Pakistani President Asif Ali Zardari was to meet the leader of close ally China in Beijing on Wednesday, as he reaches out for increased investment to aid his country's ailing economy.

world Updated: Oct 15, 2008 09:41 IST

Pakistani President Asif Ali Zardari was to meet the leader of close ally China in Beijing on Wednesday, as he reaches out for increased investment to aid his country's ailing economy.

A possible deal between the countries on civil nuclear power is also highly anticipated. Such an agreement would serve as a counterpoint to a recent deal between India and the United States that cleared the way for American businesses to sell nuclear fuel and technology to India for use in its civilian programs. Zardari's four-day trip to China, his first official bilateral visit since taking office last month, demonstrates Pakistan's commitment to raising the "time-tested relationship to new heights," Pakistan's Foreign Affairs Ministry said in a statement. Chinese President Hu Jintao was to receive Zardari at a welcoming ceremony on Wednesday afternoon at the Great Hall of the People. The men were later expected to attend a signing ceremony for agreements including one encouraging Chinese investment in Pakistan, the Pakistani statement said.

Pakistan is desperately seeking assistance to alleviate an economic crisis brought on by higher oil and food prices. Increased expenses have pushed inflation to 25 per cent, wrecking the government's finances and exacerbating a trade gap that is fast eating up the country's foreign currency reserves. Pakistan and China have been close allies for decades, and China is a leading source of investment and arms supplies for Pakistan. Bilateral trade between the two topped US$7 billion last year, with a goal of reaching US$15 billion by 2011.

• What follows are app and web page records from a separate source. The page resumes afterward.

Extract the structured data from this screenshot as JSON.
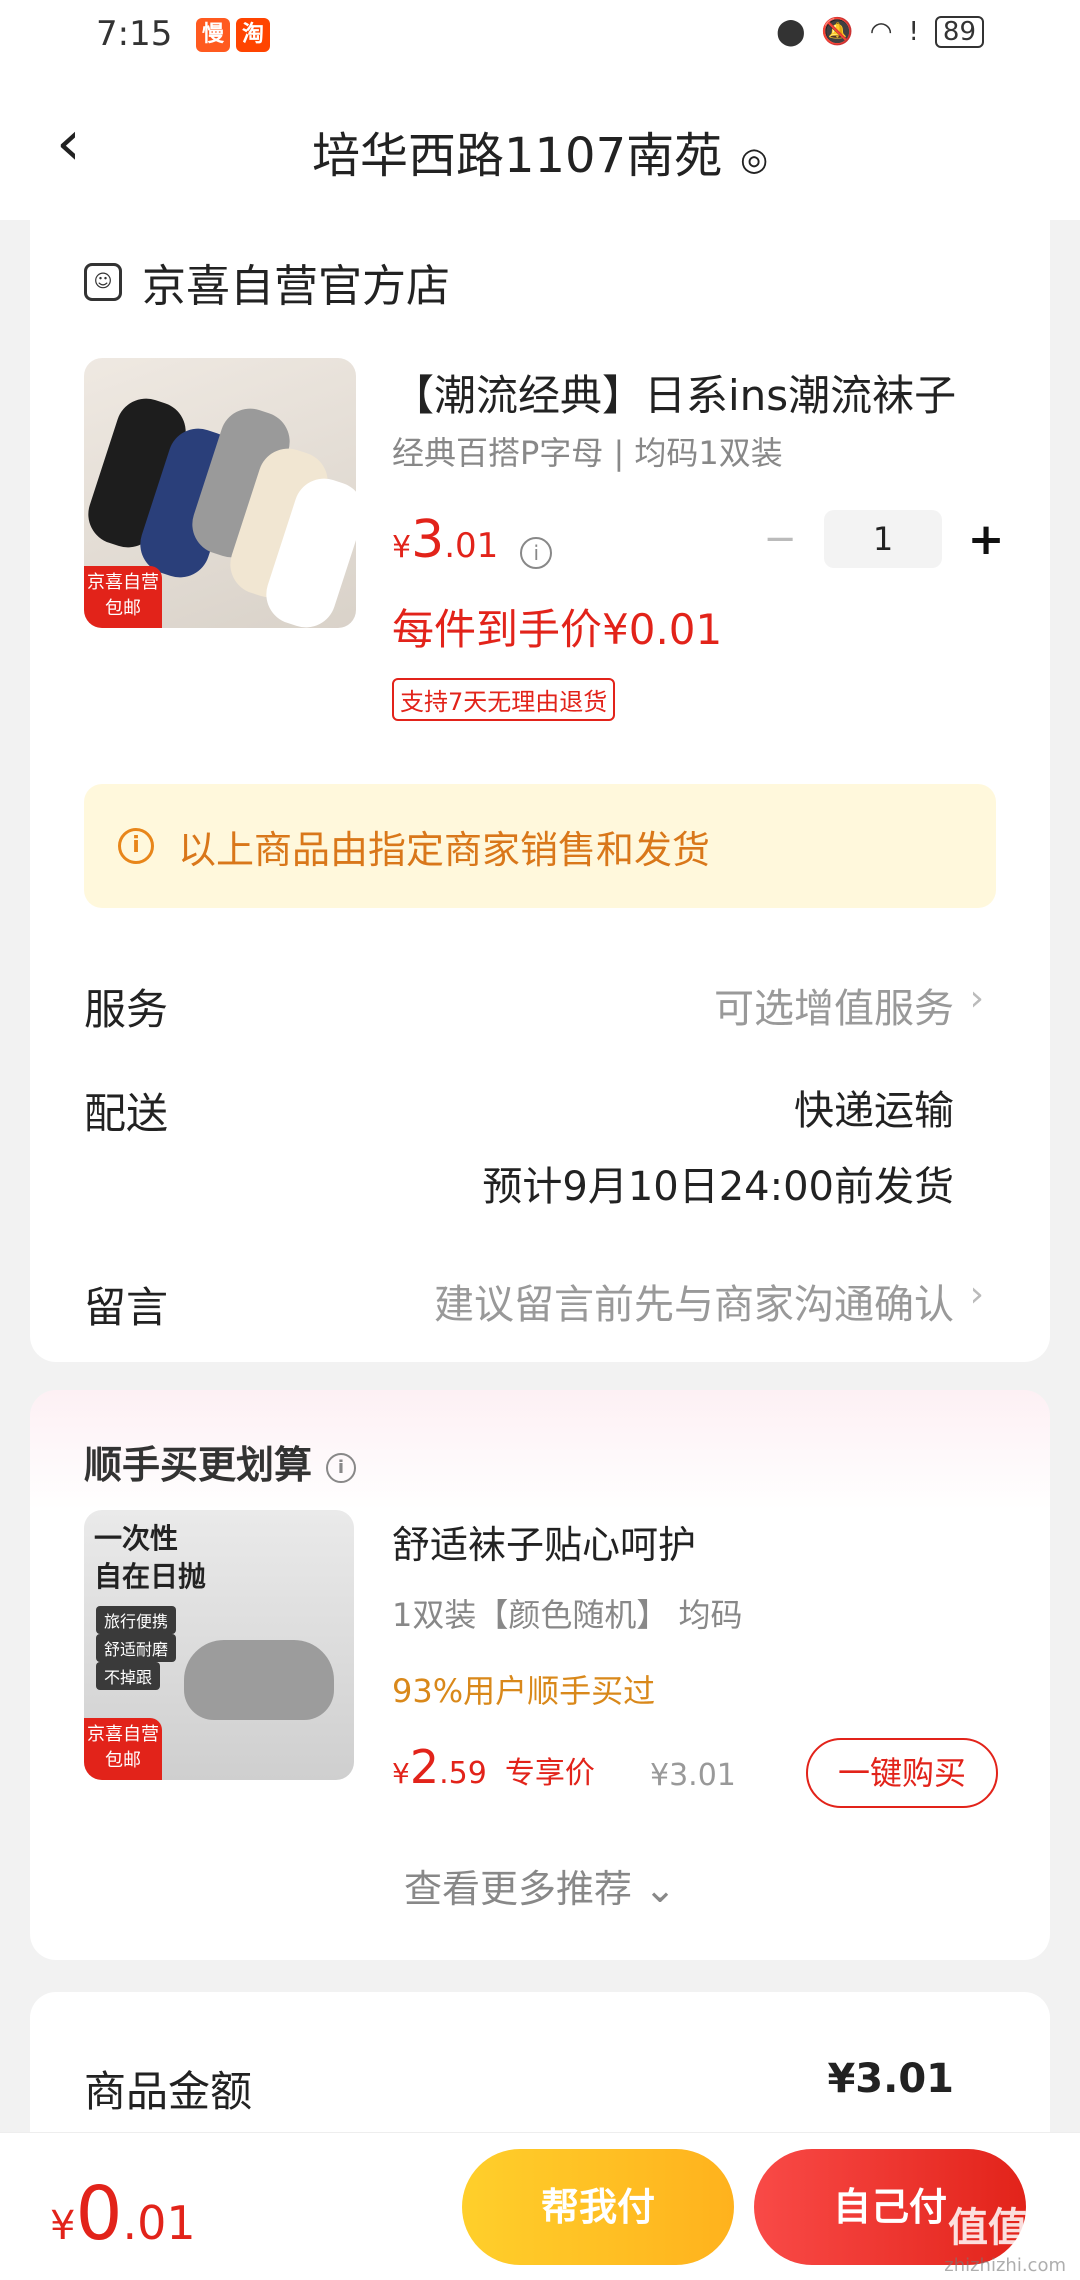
{
  "status_bar": {
    "time": "7:15",
    "app_badges": [
      "慢",
      "淘"
    ],
    "battery": "89"
  },
  "header": {
    "title": "培华西路1107南苑"
  },
  "store": {
    "name": "京喜自营官方店"
  },
  "product": {
    "title": "【潮流经典】日系ins潮流袜子",
    "spec": "经典百搭P字母 | 均码1双装",
    "price_yen": "¥",
    "price_int": "3",
    "price_dec": ".01",
    "quantity": "1",
    "final_price": "每件到手价¥0.01",
    "return_tag": "支持7天无理由退货",
    "image_tag_line1": "京喜自营",
    "image_tag_line2": "包邮"
  },
  "notice": {
    "text": "以上商品由指定商家销售和发货"
  },
  "rows": {
    "service_label": "服务",
    "service_value": "可选增值服务",
    "delivery_label": "配送",
    "delivery_value": "快递运输",
    "delivery_eta": "预计9月10日24:00前发货",
    "message_label": "留言",
    "message_placeholder": "建议留言前先与商家沟通确认"
  },
  "recommend": {
    "section_title": "顺手买更划算",
    "image_title_line1": "一次性",
    "image_title_line2": "自在日抛",
    "image_pills": [
      "旅行便携",
      "舒适耐磨",
      "不掉跟"
    ],
    "image_tag_line1": "京喜自营",
    "image_tag_line2": "包邮",
    "title": "舒适袜子贴心呵护",
    "spec": "1双装【颜色随机】   均码",
    "bought": "93%用户顺手买过",
    "price_yen": "¥",
    "price_int": "2",
    "price_dec": ".59",
    "exclusive_label": "专享价",
    "original_price": "¥3.01",
    "buy_button": "一键购买",
    "more_link": "查看更多推荐"
  },
  "summary": {
    "amount_label": "商品金额",
    "amount_value": "¥3.01"
  },
  "bottom_bar": {
    "total_yen": "¥",
    "total_int": "0",
    "total_dec": ".01",
    "help_pay": "帮我付",
    "self_pay": "自己付",
    "watermark": "值值值",
    "watermark_url": "zhizhizhi.com"
  },
  "colors": {
    "accent_red": "#e2231a",
    "notice_bg": "#fff8dc",
    "notice_text": "#d9771a",
    "help_button": "#ffb21d"
  }
}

Both nations have also fought border wars with rival India. On Tuesday, Chinese Foreign Ministry spokesman Qin Gang gave no specifics about a nuclear agreement with Pakistan, but said the sides shared "sound cooperation in nuclear energy." "I'd like to stress our cooperation is totally consistent with the two countries' respective international obligations and is totally for peaceful purpose and subject to IAEA supervision," Qin said during a regularly scheduled news conference. Zardari also was scheduled to hold talks with other top Chinese leaders, including Premier Wen Jiabao and top legislator Wu Bangguo during his visit.

Zardari, the widower of slain ex-Prime Minister Benazir Bhutto, easily won the presidency last month after longtime U.S. ally Pervez Musharraf quit under threat of impeachment.